■ **What is expected**: Look through the listing below, and wherever a line has the string "doniczkowe", pull it out.

====

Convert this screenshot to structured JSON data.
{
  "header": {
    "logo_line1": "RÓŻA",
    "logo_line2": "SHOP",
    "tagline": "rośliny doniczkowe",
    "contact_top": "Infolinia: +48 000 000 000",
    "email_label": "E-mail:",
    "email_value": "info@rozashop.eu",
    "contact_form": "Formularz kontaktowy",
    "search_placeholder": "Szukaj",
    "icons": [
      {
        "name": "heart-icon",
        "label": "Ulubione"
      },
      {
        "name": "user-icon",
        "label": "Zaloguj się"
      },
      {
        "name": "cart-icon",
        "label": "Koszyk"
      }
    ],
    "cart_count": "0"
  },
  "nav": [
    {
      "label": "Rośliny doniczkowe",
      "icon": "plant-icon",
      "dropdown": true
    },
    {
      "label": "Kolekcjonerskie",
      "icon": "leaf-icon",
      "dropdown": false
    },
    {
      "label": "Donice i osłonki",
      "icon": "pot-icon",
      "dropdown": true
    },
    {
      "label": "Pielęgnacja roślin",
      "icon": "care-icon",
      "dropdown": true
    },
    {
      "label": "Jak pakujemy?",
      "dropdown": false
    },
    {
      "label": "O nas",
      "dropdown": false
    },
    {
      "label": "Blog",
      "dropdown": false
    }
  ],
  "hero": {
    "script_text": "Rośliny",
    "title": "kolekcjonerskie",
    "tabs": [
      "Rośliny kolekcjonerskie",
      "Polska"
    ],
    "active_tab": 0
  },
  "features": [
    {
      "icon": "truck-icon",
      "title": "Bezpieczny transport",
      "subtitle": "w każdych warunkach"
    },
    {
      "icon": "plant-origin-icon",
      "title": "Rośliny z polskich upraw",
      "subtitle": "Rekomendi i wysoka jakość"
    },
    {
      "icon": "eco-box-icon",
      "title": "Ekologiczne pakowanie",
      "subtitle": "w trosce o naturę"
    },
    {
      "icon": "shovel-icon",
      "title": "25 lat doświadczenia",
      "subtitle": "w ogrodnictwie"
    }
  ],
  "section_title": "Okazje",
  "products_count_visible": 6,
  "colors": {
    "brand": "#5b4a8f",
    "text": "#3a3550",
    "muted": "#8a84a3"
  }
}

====

■ **Problem solution**:
    "tagline": "rośliny doniczkowe",
      "label": "Rośliny doniczkowe",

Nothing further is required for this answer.